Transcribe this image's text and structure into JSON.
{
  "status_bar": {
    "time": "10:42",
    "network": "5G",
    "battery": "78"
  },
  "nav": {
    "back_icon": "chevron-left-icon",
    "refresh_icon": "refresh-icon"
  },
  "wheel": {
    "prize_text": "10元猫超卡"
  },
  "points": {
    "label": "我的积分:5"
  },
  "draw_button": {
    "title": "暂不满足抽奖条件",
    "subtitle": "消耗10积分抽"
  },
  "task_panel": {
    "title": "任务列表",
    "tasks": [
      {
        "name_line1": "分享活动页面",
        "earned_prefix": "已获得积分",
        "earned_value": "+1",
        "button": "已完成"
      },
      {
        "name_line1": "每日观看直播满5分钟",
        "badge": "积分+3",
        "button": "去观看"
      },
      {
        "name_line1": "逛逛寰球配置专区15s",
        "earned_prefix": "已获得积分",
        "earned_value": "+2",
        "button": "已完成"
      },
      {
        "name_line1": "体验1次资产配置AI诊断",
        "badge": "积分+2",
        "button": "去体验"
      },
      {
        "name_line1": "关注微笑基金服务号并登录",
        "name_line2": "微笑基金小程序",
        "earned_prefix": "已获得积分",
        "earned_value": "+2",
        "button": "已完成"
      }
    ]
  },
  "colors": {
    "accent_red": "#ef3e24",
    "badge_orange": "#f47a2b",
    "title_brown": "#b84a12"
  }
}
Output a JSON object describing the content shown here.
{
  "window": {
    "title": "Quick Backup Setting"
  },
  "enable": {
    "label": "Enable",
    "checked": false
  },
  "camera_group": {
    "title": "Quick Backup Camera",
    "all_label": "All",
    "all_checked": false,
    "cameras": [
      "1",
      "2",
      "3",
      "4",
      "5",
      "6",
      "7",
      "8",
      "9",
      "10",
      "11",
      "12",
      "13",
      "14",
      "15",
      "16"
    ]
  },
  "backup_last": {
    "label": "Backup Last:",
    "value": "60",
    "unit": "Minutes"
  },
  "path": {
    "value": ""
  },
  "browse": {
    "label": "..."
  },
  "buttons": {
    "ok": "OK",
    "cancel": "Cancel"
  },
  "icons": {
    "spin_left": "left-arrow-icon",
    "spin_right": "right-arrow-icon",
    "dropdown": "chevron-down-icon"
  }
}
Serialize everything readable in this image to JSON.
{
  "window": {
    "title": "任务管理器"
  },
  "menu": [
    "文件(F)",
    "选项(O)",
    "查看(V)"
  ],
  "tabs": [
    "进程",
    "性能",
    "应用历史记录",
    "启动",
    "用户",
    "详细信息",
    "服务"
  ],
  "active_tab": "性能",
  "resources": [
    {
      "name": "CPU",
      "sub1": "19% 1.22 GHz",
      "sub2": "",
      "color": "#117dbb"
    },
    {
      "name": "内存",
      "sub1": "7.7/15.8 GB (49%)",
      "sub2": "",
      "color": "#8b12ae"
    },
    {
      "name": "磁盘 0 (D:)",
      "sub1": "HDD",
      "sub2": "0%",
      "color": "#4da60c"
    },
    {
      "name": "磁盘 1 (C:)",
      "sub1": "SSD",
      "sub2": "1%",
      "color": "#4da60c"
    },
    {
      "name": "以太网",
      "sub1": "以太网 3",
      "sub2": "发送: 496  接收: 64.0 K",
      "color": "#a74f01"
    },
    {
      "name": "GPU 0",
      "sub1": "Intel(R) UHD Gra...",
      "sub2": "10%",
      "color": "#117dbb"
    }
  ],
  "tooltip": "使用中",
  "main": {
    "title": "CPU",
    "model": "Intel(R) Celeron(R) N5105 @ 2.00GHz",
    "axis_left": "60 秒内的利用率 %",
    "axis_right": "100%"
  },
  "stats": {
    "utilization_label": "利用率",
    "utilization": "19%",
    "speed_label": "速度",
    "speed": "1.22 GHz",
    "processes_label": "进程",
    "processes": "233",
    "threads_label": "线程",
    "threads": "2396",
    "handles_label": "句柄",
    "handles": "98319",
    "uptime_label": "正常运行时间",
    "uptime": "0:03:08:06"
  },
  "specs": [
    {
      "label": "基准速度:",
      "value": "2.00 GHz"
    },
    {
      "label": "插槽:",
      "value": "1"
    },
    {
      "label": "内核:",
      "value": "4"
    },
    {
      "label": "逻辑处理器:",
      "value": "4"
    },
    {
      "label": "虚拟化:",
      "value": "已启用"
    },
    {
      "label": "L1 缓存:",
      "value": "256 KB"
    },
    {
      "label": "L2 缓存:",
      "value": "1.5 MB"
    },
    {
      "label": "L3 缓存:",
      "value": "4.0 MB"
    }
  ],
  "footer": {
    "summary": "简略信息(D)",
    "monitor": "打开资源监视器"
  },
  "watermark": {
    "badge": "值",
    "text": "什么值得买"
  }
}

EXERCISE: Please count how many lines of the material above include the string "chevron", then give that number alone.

TASK OUTPUT: 2